GDub got into Phillips Academy because he was a legacy: meaning his father and uncle had previously attended (and graduated from) Andover.
GDub was admitted to Yale despite his mediocre record at Andover because he was a legacy: his father, uncle and grandfather attended (and graduated from) Yale. Average Joe Blow who was not a legacy would have been rejected by Yale with the grades GDub had. Correction: Average Joe would have been advised not to even bother applying to Yale with the grades GDub had. And GDub himself frequently remarks on having been a "C" student in college. He thinks, for some absurd reason, that this is funny.
GDub got into Harvard Business School back when anyone with an undergraduate degree from an Ivy League school and the cash to pay full tuition was an automatic admit. Having a father who had been a Congressman, an Ambassador, and Chair of the RNC also didn't hurt. HBS had a reputation in those days as a soft landing place for not too bright children of wealthy or connected parents who didn't have any idea what to do with themselves but needed a credential to go into the family business. It was an easy credential to get, because at that time all the courses were graded pass/fail. No matter how dim you were, once you got in it was almost impossible to flunk out. Anyone who showed up in class and did any work at all could receive a "low pass" (classes were pass/fail, but there was high pass, pass and low pass).

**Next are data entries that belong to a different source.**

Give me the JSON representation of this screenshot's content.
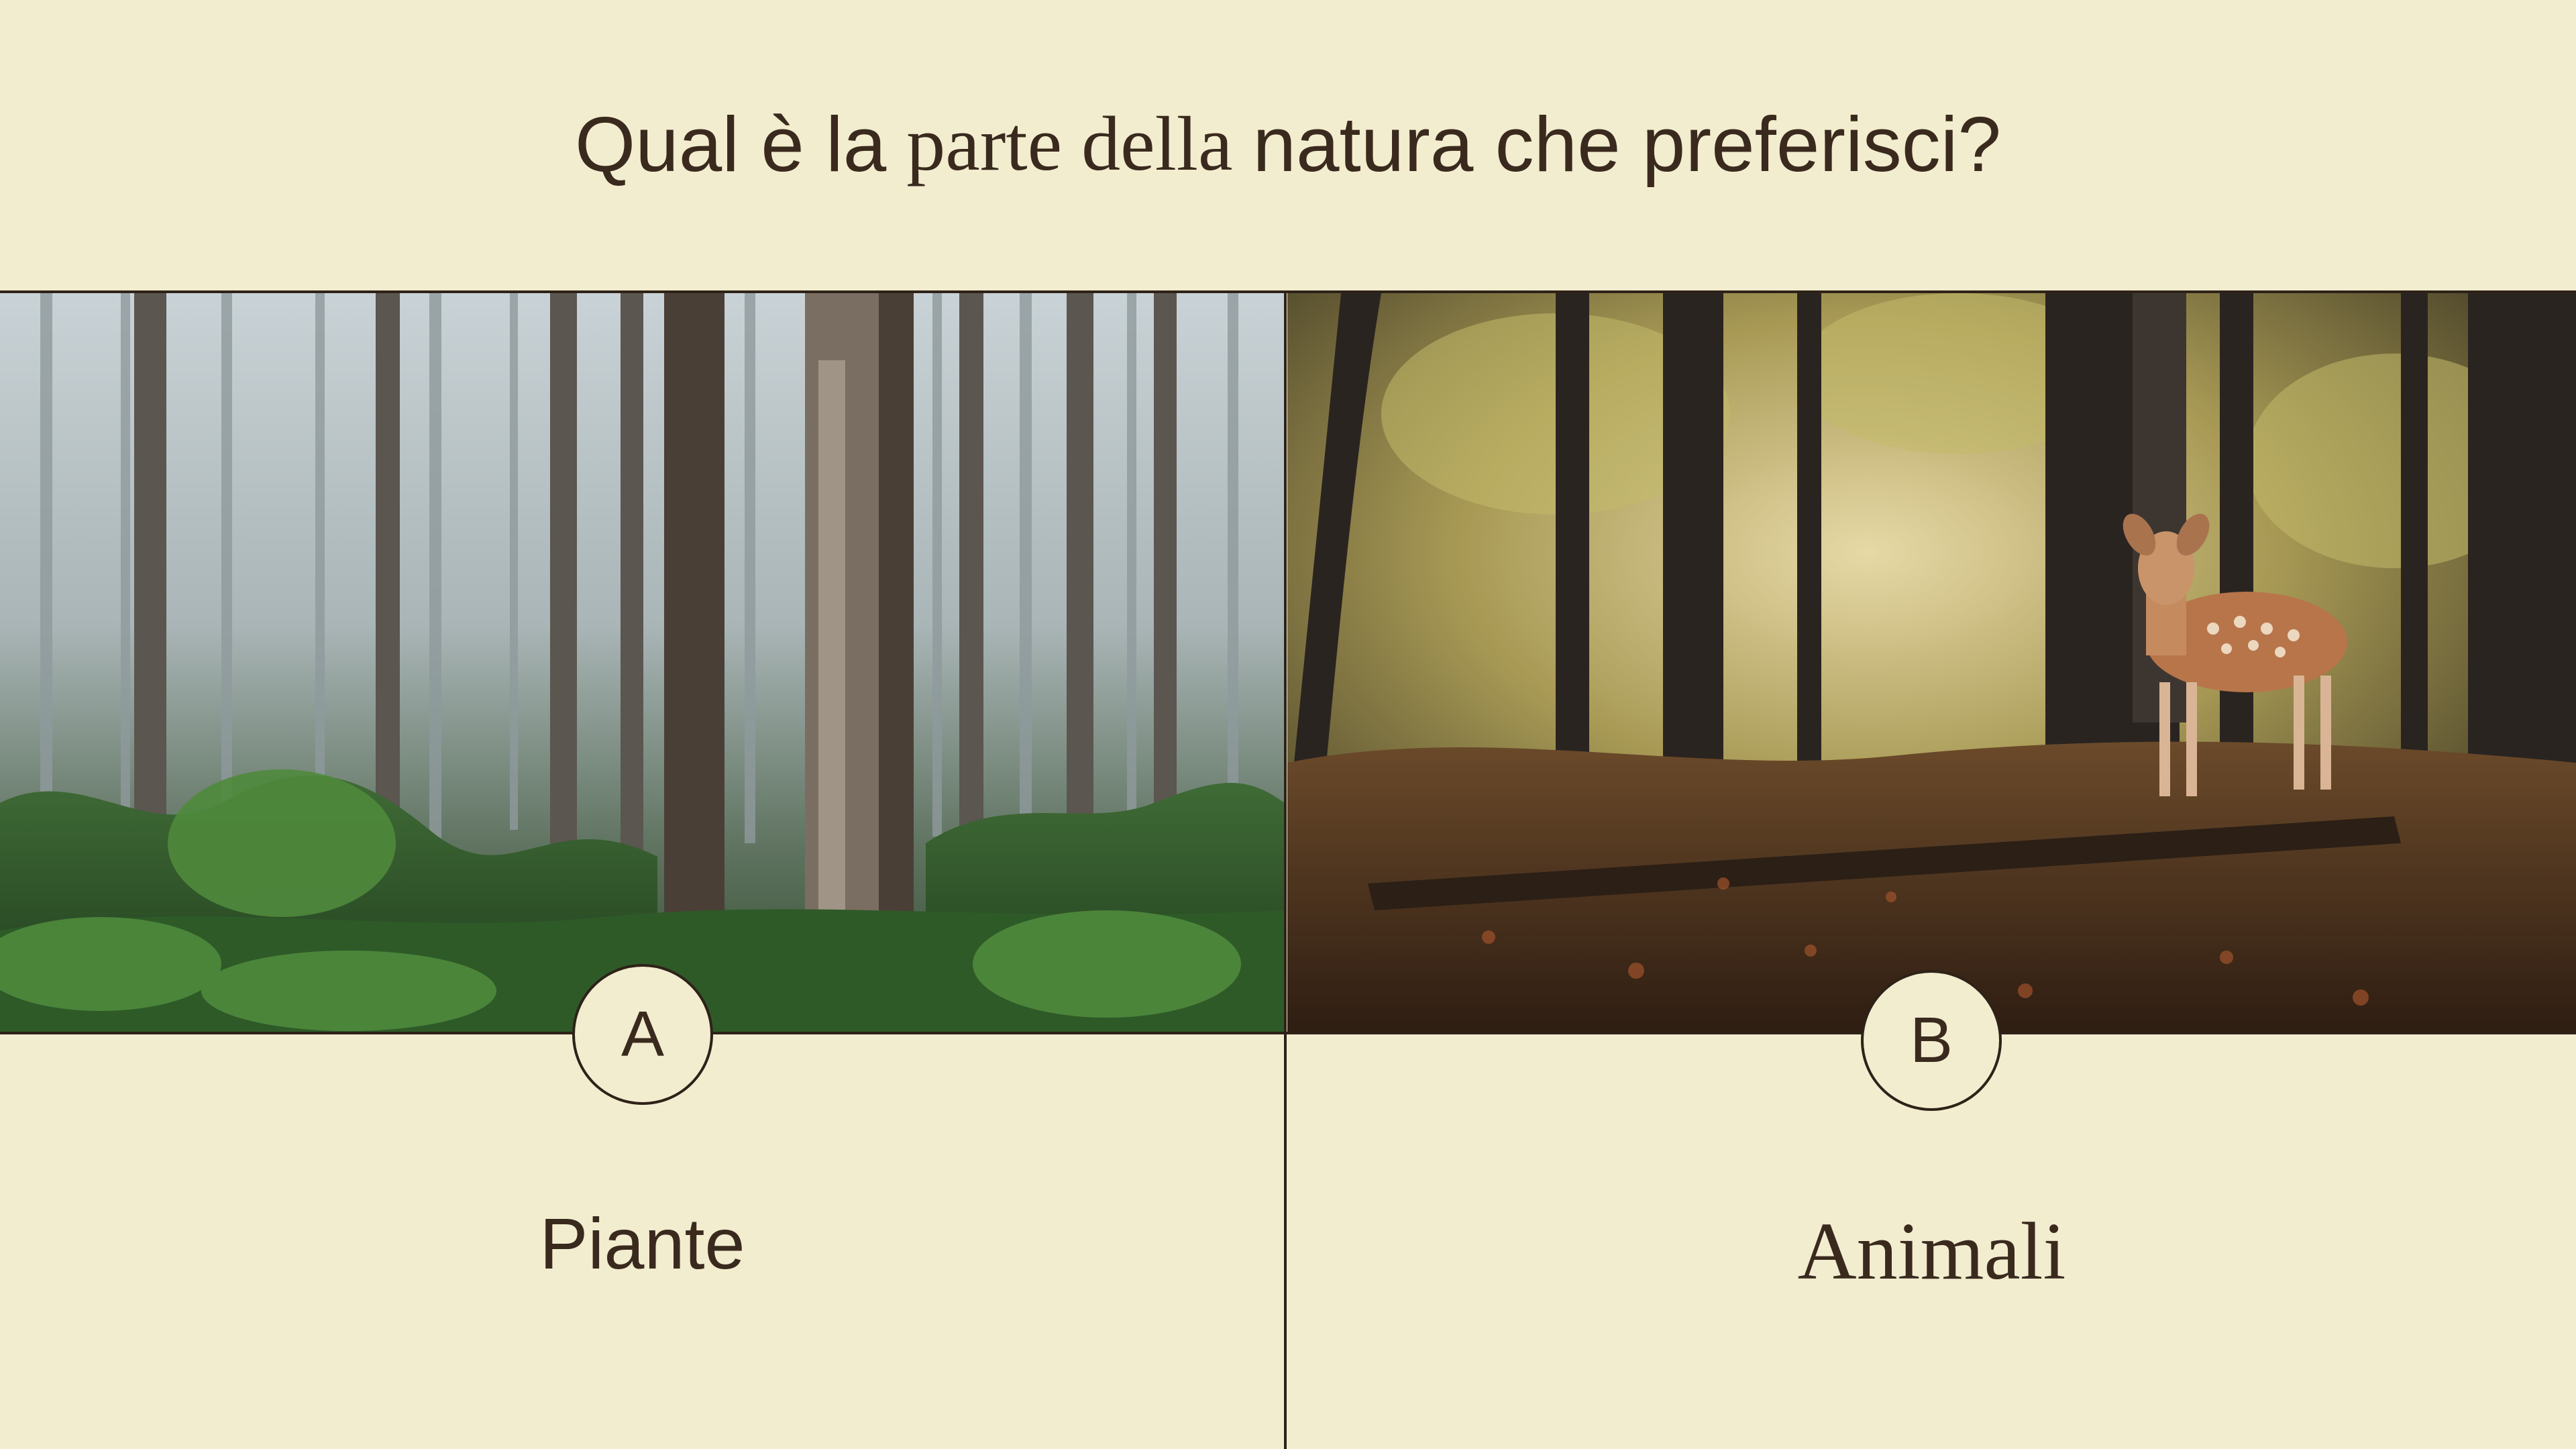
{
  "question": {
    "part1": "Qual è la",
    "part2": "parte della",
    "part3": "natura che preferisci?"
  },
  "options": [
    {
      "letter": "A",
      "label": "Piante",
      "image": "misty-forest-photo"
    },
    {
      "letter": "B",
      "label": "Animali",
      "image": "deer-in-forest-photo"
    }
  ],
  "colors": {
    "background": "#f2edcf",
    "ink": "#3a2a1e"
  }
}
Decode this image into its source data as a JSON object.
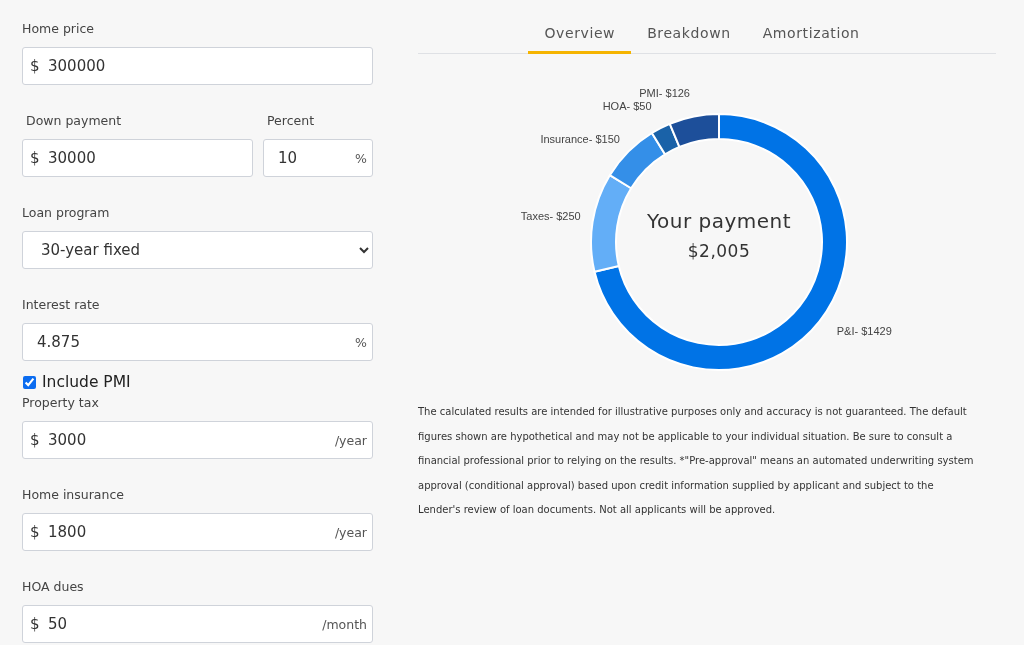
{
  "form": {
    "home_price": {
      "label": "Home price",
      "prefix": "$",
      "value": "300000"
    },
    "down_payment": {
      "label": "Down payment",
      "prefix": "$",
      "value": "30000"
    },
    "percent": {
      "label": "Percent",
      "value": "10",
      "suffix": "%"
    },
    "loan_program": {
      "label": "Loan program",
      "value": "30-year fixed"
    },
    "interest_rate": {
      "label": "Interest rate",
      "value": "4.875",
      "suffix": "%"
    },
    "include_pmi": {
      "label": "Include PMI",
      "checked": true
    },
    "property_tax": {
      "label": "Property tax",
      "prefix": "$",
      "value": "3000",
      "suffix": "/year"
    },
    "home_insurance": {
      "label": "Home insurance",
      "prefix": "$",
      "value": "1800",
      "suffix": "/year"
    },
    "hoa_dues": {
      "label": "HOA dues",
      "prefix": "$",
      "value": "50",
      "suffix": "/month"
    }
  },
  "tabs": [
    {
      "label": "Overview",
      "selected": true
    },
    {
      "label": "Breakdown",
      "selected": false
    },
    {
      "label": "Amortization",
      "selected": false
    }
  ],
  "payment": {
    "title": "Your payment",
    "amount": "$2,005",
    "chart_data": {
      "type": "donut",
      "categories": [
        "P&I- $1429",
        "Taxes- $250",
        "Insurance- $150",
        "HOA- $50",
        "PMI- $126"
      ],
      "values": [
        71.27,
        12.47,
        7.48,
        2.5,
        6.28
      ],
      "colors": [
        "#0073e6",
        "#63aef7",
        "#348fe8",
        "#1a62a8",
        "#1d4f9a"
      ]
    }
  },
  "disclaimer": "The calculated results are intended for illustrative purposes only and accuracy is not guaranteed. The default figures shown are hypothetical and may not be applicable to your individual situation. Be sure to consult a financial professional prior to relying on the results. *\"Pre-approval\" means an automated underwriting system approval (conditional approval) based upon credit information supplied by applicant and subject to the Lender's review of loan documents. Not all applicants will be approved."
}
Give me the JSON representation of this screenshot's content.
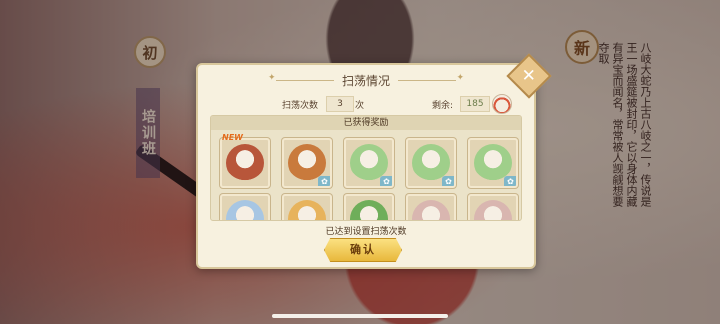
{
  "background": {
    "left_badge": "初",
    "left_column_text": "培训班",
    "right_badge": "新",
    "right_lore_text": "八岐大蛇乃上古八岐之一，传说是王一场盛筵被封印，它以身体内藏有异宝而闻名，常常被人觊觎想要夺取"
  },
  "dialog": {
    "title": "扫荡情况",
    "sweep_count_label": "扫荡次数",
    "sweep_count_value": "3",
    "sweep_count_unit": "次",
    "remaining_label": "剩余:",
    "remaining_value": "185",
    "rewards_title": "已获得奖励",
    "status_message": "已达到设置扫荡次数",
    "confirm_label": "确认",
    "new_tag": "NEW",
    "items": [
      {
        "name": "reward-shikigami-new",
        "color": "#b8563a"
      },
      {
        "name": "reward-food-bowl-1",
        "color": "#c97a3c",
        "tag": "✿"
      },
      {
        "name": "reward-chibi-bowl-1",
        "color": "#9fcf8a",
        "tag": "✿"
      },
      {
        "name": "reward-chibi-bowl-2",
        "color": "#9fcf8a",
        "tag": "✿"
      },
      {
        "name": "reward-chibi-bowl-3",
        "color": "#9fcf8a",
        "tag": "✿"
      },
      {
        "name": "reward-dumpling",
        "color": "#a7c6e3"
      },
      {
        "name": "reward-bun",
        "color": "#e7b35c"
      },
      {
        "name": "reward-green-spirit",
        "color": "#6fae5a"
      },
      {
        "name": "reward-chibi-white-1",
        "color": "#d9b6b0"
      },
      {
        "name": "reward-chibi-white-2",
        "color": "#d9b6b0"
      }
    ]
  },
  "colors": {
    "panel": "#f7f1df",
    "button": "#e8b83c",
    "accent": "#d9573c"
  }
}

One of GDub's special "gifts" is smarmcharming people, and not caring what rules he has to bend or break to get what he wants. HBS students are traditionally encouraged to form "study groups" where work is divided among the members and each person studies one area in depth and shares that information with the group. Anyone who has ever been in one of these groups knows how often there is always one guy who does nothing and coasts on everyone else's work because he is liked or pitied. A lot of the exams were take home honor system: you get the question and bring back your answer some number of hours or days later. GDub's willingness to abuse honor systems and assume rules do not apply to him is already pretty well documented in the ANG/AWOL story. Is there any doubt in anyone's mind that GDub, a perpetually pampered boy with an oversized sense of entitlement, might have persuaded someone else to "help" write his papers and exams? A large allowance could also do a lot of persuading back in the day before Business Ethics classes.
HBS did not get a reputation for being highly competitive and academically rigorous until the late 70s/early 80s, when unfavorable comparisons with Stanford Business School and Wharton embarrassed them and made them get their act together.
But as recently as the late 90s someone anonymously posted this on a Business Week magazine comments page about HBS:
The Harvard Business School program is entirely subjective. Grades have no correlation with grasp of the material or overall intelligence, rather they reflect quantity of class comments, number of visits to professors' offices and general patronizing. It is so easy to game the system, it is pathetic. I don't say this as someone burned by the system. I am satisfied with my own grades. It is just reality. Students should come prepared to "play the game" or they will be unhappy.
GDub, a master of gaming the system if there ever was one, did receive the standard two-year MBA degree from Harvard. But now that regular HBS admission is so competitive, the "people with money who need a credential" niche is filled by something called the Executive Education program. It has completely open enrollment: anyone who can write the $50,000+ check can attend a special short-term course of study. After the nine weeks are completed people can accurately claim they "went to Harvard Business School" or "attended Harvard Business School" or drop casual references to "when I was at Harvard Business School." This goes a long way in places where, anti-intellectualism notwithstanding, the Harvard name still impresses a fair number of people.
And GDub lived such a sheltered life he didn't even get an education in the school of hard knocks. He was handed a lot of executive level jobs and board appointments by friends of his father's friends, and he never met a business venture he couldn't mismanage. All his life he's been getting into financial trouble and bankrupting other people who made the mistake of trusting him with money. Is it any wonder he took the Clinton surplus and made it disappear? Now even those of us who knew not to trust him are risking bankruptcy too--my country may take a generation to recover from the deficits caused by his vanity war. I attribute that to his failures of character than to anything he learned or didn't learn at Harvard.
Unreformed dittoheads get such a thrill out of claiming their president is smart because of his educational credentials. First MBA President and all that rot. What a joke. He didn't have to know anything to get in and he didn't have to learn anything while he was there. And it burns me that this empty suit, whose minions badmouth affirmative action at every turn, owes his entire fancy education (and every job he's ever had) to one form or another of preferential treatment.
So I suggest that people stop making such a big deal out of the fact that George W. Bush has an MBA from Harvard. I am not impressed.
Comments are closed on this story.